US President Donald Trump said on July 18 that a 100-year deal is needed with Iran, adding that the 2015 nuclear deal was “a disaster” most importantly because it would be ending soon.
This was the second time in less than a day that Trump has criticized the Joint Comprehensive Plan of Action (JCPOA) for its short term.
First, he said during a cabinet meeting on July 18 that the agreement made under former Secretary of State John Kerry and then-President Barack Obama was a disaster, as $1.8 billion was given in cash, “like cash from your pocket,” to Iran.
“We had an agreement that did not give us inspection rights to places we wanted most to inspect.... Most importantly, the agreement was short-term,” Trump said, noting that very few years were left from the term of that agreement.
Then, speaking at a meeting to welcome Team USA for the 2019 Special Olympics World Games, he said, “You know, it’s a very short-term deal. And you can’t have a short-term deal for a country. You need a 100-year deal. You don’t need a short term. In a few years - literally in a few years - they would be on their way to a nuclear weapon. That’s unacceptable.”
Mentioning another shortcoming of JCPOA, Trump said, “Plus, they can’t do ballistic missiles, and the deal allows them to do ballistic missiles. And we have to look at other sites.”
He also touched upon the issue of inspections again, saying, “The best, the most important site we we’re not allowed to go in and look at. What kind of a deal is that?”
“I will say that Iran is a much different country right now,” he continued. “When I took over, and Mike and I came into office, Iran was the scourge of the world. They were doing 14 different sites of confliction. They were fighting and causing problems in Yemen and Syria and Iraq and all over.”
“It’s a much different country right now,” he added. “And you look at what’s happening. You look at them pulling back. And they’re not pulling back because they love us; they’re pulling back because they don’t have money.”
Trump also noted a change of behavior in Europe. “So, Iran is not the same country. They have inflation now at 75 percent,” he said. “They’re having tremendous problems within the country.

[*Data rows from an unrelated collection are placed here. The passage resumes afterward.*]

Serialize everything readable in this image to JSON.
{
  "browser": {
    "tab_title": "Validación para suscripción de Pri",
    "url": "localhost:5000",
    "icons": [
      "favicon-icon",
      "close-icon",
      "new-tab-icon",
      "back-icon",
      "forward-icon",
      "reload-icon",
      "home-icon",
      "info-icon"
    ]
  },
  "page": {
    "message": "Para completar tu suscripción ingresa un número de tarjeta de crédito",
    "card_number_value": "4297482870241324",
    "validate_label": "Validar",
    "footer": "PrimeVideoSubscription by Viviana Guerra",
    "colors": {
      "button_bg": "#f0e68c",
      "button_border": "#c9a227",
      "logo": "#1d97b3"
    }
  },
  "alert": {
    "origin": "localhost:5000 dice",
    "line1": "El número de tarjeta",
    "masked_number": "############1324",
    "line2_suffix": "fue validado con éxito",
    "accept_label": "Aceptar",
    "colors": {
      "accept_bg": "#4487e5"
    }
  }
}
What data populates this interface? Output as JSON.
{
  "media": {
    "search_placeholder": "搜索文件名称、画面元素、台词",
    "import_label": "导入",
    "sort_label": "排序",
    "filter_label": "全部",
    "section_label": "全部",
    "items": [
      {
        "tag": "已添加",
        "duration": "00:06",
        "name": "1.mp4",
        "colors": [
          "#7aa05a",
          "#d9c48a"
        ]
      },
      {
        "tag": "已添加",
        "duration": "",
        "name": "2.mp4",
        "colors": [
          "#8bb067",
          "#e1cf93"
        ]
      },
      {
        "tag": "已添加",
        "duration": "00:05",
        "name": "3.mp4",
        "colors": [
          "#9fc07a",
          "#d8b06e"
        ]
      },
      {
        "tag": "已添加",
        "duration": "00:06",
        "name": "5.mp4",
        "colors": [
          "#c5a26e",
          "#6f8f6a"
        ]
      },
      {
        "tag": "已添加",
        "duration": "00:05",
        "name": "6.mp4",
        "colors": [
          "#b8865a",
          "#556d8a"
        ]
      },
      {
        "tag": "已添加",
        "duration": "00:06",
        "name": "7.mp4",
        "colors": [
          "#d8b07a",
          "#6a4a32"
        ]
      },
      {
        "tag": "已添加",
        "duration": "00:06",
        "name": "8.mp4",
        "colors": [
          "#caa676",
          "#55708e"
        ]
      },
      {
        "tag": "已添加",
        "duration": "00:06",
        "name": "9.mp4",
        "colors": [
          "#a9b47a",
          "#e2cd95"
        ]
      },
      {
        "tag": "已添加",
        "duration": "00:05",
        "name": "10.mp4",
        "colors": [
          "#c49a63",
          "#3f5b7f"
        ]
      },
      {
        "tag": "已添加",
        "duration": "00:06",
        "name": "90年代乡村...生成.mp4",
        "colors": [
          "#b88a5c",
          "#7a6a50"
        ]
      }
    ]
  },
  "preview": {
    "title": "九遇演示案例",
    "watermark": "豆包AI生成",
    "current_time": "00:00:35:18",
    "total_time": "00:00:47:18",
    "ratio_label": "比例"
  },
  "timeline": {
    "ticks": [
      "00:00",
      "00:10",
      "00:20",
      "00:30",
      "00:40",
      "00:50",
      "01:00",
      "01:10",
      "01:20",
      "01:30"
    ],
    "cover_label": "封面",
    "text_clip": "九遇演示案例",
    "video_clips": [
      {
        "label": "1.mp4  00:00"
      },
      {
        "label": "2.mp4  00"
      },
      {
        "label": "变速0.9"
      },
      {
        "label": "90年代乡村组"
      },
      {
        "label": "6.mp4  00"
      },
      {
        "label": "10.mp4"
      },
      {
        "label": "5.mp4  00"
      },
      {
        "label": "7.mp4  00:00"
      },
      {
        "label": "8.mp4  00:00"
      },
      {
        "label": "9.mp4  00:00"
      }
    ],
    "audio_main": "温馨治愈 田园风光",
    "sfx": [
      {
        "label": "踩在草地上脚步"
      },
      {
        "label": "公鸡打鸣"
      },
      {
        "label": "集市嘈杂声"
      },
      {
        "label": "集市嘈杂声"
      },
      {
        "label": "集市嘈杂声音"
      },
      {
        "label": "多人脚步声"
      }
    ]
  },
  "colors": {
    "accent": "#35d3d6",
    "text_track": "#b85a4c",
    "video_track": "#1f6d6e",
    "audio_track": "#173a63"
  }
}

They’re selling very little oil. We have an embargo. We have a stop on oil. Even the European countries are now agreeing with me.”
Looking at the prospects for the future, while suggesting a long-term deal with Iran, he went on to say, “It’s very sad what happened to Iran. All we want to do is have a fair deal. The deal that was made was a bad deal. It was not approved by Congress. A lot of problems with the deal that was made. And we can do something quickly or we can take our time. I’m in no rush.”
In another development, Iranian Foreign Minister Mohammad Javad Zarif said in New York on July 19 that Iran is prepared to join the additional protocol of the International Atomic Energy Agency (IAEA) if the United States lifts all of its sanctions.
The additional protocol would give inspectors permanent rights to inspect Iran’s nuclear establishments at any time. However, joining the additional protocol needs the approval of Supreme Leader Ayatollah Ali Khamenei and ratification by the Iranian parliament.
According to the IAEA, “The additional protocol is not a standalone agreement but rather a protocol to a safeguards agreement that provides additional tools for verification. In particular, it significantly increases the IAEA’s ability to verify the peaceful use of all nuclear material in states with comprehensive safeguards agreements.”